Now in my own case the option of reverting to some ancient group identity is not available. Being half Jewish, but not eligible for Israeli citizenship and lacking any religion whatever, I have no tribe to which I can return--but I have never wanted one either. Yes, I am white, but I don't vote the way the majority of white people do, that is, Republican. I have never wanted to be identified as anything but an American citizen, and even today I know there are a great many more like me out there. But Krguman's and my personal feelings aren't very important. The real question is whether the United States can continue to exist as a nation in which its citizens primarily identify themselves as member of a particular ethnic group--or, for that matter, gender or sexual orientation. And I am convinced that it cannot.
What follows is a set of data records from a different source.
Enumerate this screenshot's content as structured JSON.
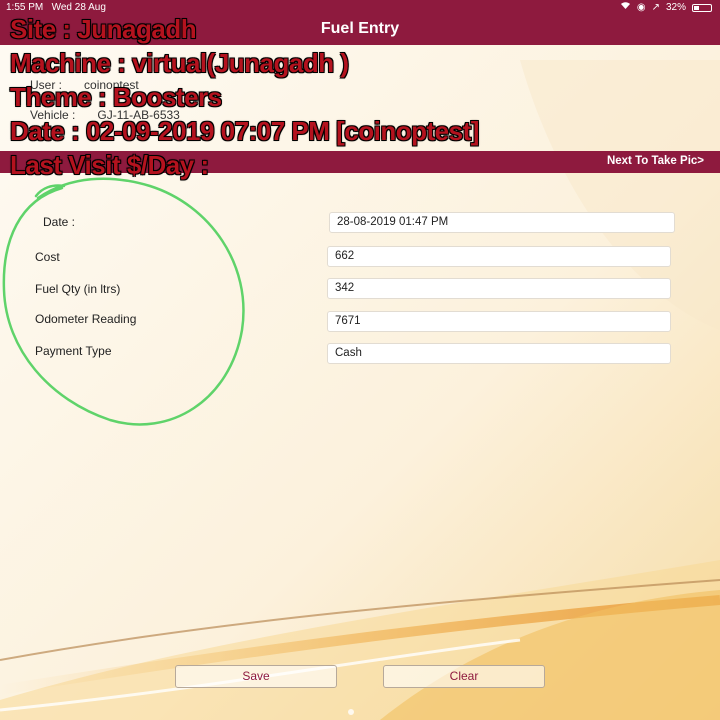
{
  "status_bar": {
    "time": "1:55 PM",
    "date": "Wed 28 Aug",
    "battery": "32%",
    "battery_level": 0.32,
    "icons": [
      "wifi-icon",
      "location-icon",
      "bluetooth-icon"
    ]
  },
  "app": {
    "title": "Fuel Entry",
    "header_color": "#8e1a3e"
  },
  "background_info": {
    "user_label": "User :",
    "user_value": "coinoptest",
    "vehicle_label": "Vehicle :",
    "vehicle_value": "GJ-11-AB-6533"
  },
  "overlay": {
    "site": "Site : Junagadh",
    "machine": "Machine : virtual(Junagadh )",
    "theme": "Theme : Boosters",
    "date": "Date : 02-09-2019 07:07 PM [coinoptest]",
    "last_visit": "Last Visit $/Day :"
  },
  "nav": {
    "next_label": "Next To Take Pic>"
  },
  "form": {
    "date_label": "Date :",
    "date_value": "28-08-2019 01:47 PM",
    "cost_label": "Cost",
    "cost_value": "662",
    "fuel_qty_label": "Fuel Qty (in ltrs)",
    "fuel_qty_value": "342",
    "odometer_label": "Odometer Reading",
    "odometer_value": "7671",
    "payment_label": "Payment Type",
    "payment_value": "Cash"
  },
  "buttons": {
    "save": "Save",
    "clear": "Clear"
  }
}
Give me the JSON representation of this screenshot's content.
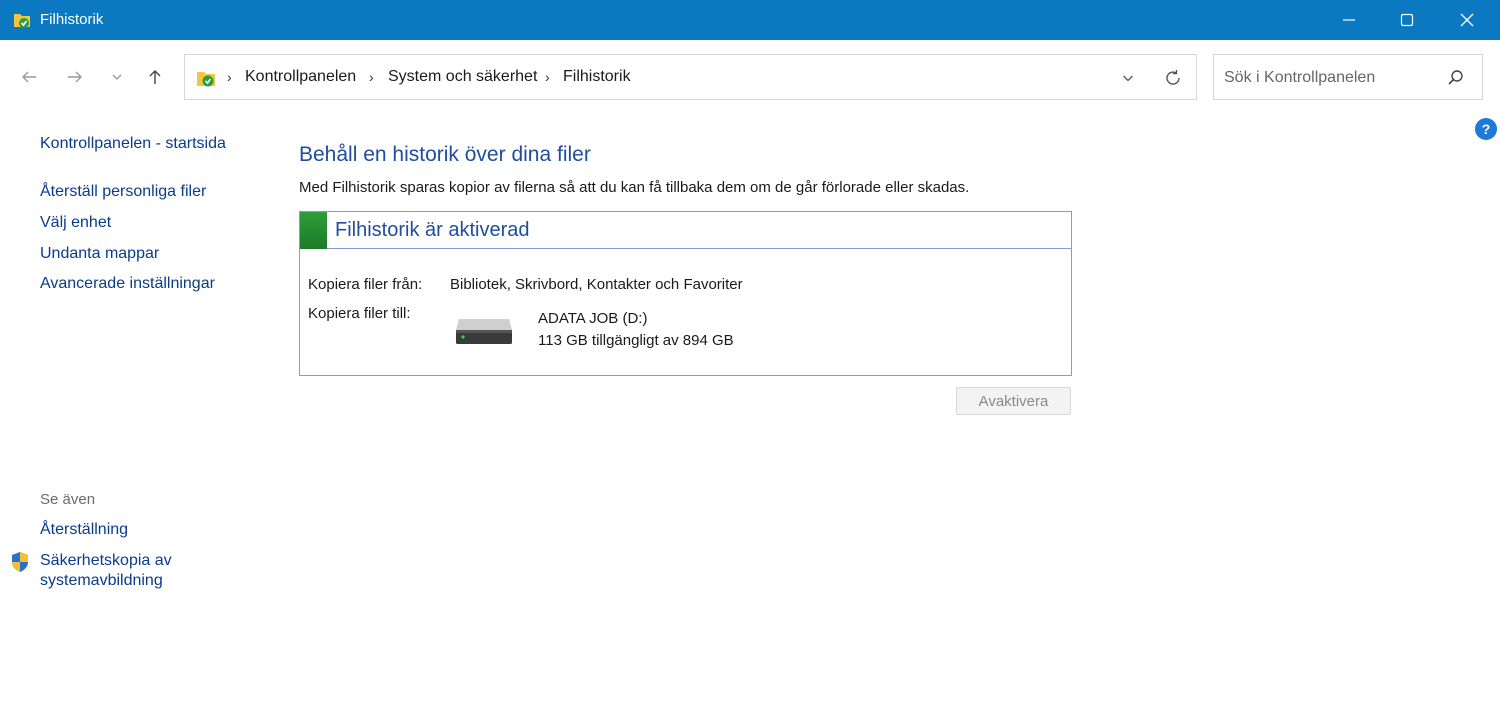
{
  "window": {
    "title": "Filhistorik",
    "titlebar_color": "#0b78c2"
  },
  "nav": {
    "breadcrumbs": [
      "Kontrollpanelen",
      "System och säkerhet",
      "Filhistorik"
    ],
    "search_placeholder": "Sök i Kontrollpanelen"
  },
  "help": {
    "label": "?"
  },
  "sidebar": {
    "home_link": "Kontrollpanelen - startsida",
    "links": [
      "Återställ personliga filer",
      "Välj enhet",
      "Undanta mappar",
      "Avancerade inställningar"
    ],
    "see_also_label": "Se även",
    "see_also_links": [
      "Återställning",
      "Säkerhetskopia av",
      "systemavbildning"
    ]
  },
  "main": {
    "heading": "Behåll en historik över dina filer",
    "description": "Med Filhistorik sparas kopior av filerna så att du kan få tillbaka dem om de går förlorade eller skadas.",
    "status": {
      "title": "Filhistorik är aktiverad",
      "status_color": "#2e9e3a",
      "copy_from_label": "Kopiera filer från:",
      "copy_from_value": "Bibliotek, Skrivbord, Kontakter och Favoriter",
      "copy_to_label": "Kopiera filer till:",
      "drive_name": "ADATA JOB (D:)",
      "drive_space": "113 GB tillgängligt av 894 GB"
    },
    "deactivate_label": "Avaktivera"
  }
}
The great crises of the past--1774-1794, 1861-69, 1929-45--were all periods in which our citizenry had to pull together as Americans and put their differences aside. Every one of those crises strengthened national identity and helped integrate previously excluded groups. Slavery was abolished in the northern states in the wake of the revolution and the suffrage was broadened. Irish were assimilated after the Civil War in large part because of their service in that war. Jewish and Italian Americans became fully equal citizens in the wake of the Second World War, and black Americans drew on the capital they had accumulated serving in the military and in war plants to create the triumphs of the civil rights movement. Those great efforts created a new sense of American identity in which minorities wanted to be included. In addition, as I have pointed out again and again, programs to help the less well off became unpopular at the very moment--50 years ago--when they became identified with the interests of minorities. And today, the problems of health care, mass incarceration, the costs of college, opioid addiction, economic inequality, and infrastructure, are not specific to any racial or ethnic group. They affect us all, and a concerted attack on any or all of them could bring us together just as the fight against the Depression and the Axis did 80 years ago. And that is what Bernie Sanders wanted to start.
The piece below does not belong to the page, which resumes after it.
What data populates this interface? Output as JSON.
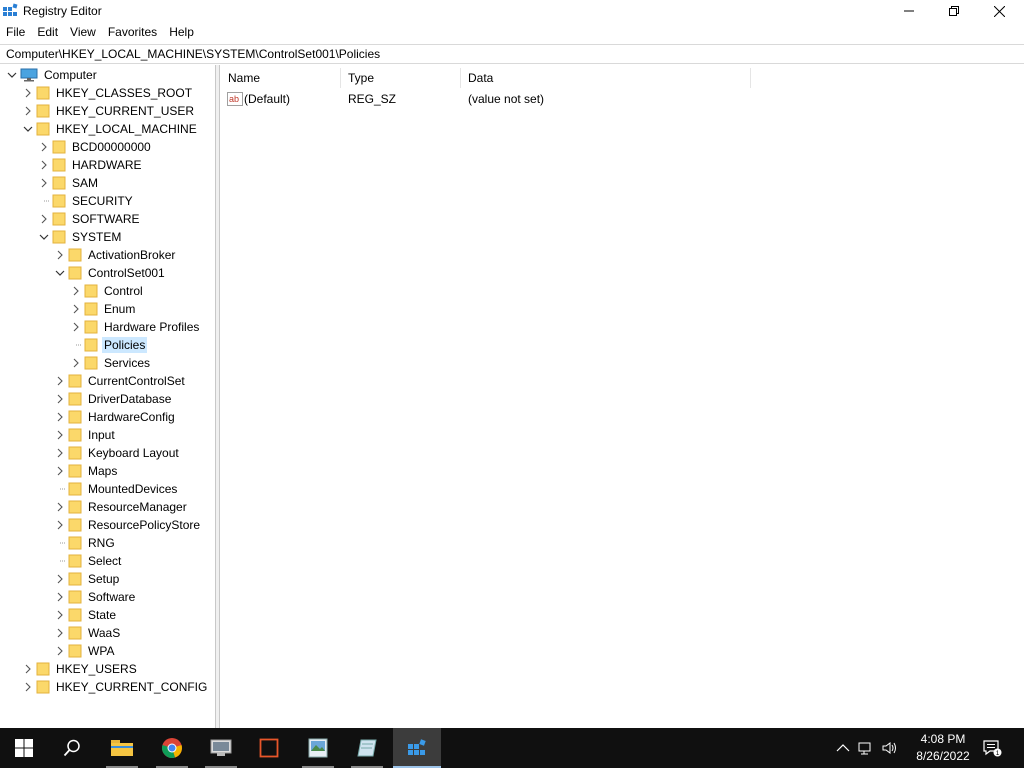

There will be more women in high positions in Washington than ever before after 4 or 8 years of Hillary Clinton in the White House--but will there be significantly fewer numbers of women (and men) in prison? Will there be more women (and men) graduating debt free from college? Will it be easier for young women (and men) to find affordable housing in major metropolitan areas? There comes a time in the life of generations--and particularly Prophet generations like the Boom, to which Krugman and I belong--when many of us must recognize that history is not going our way. Some of us however refuse to bend with the wind, and I think in the long run our country is stronger for it.
[p.s. Don't miss yesterday's new post, below.]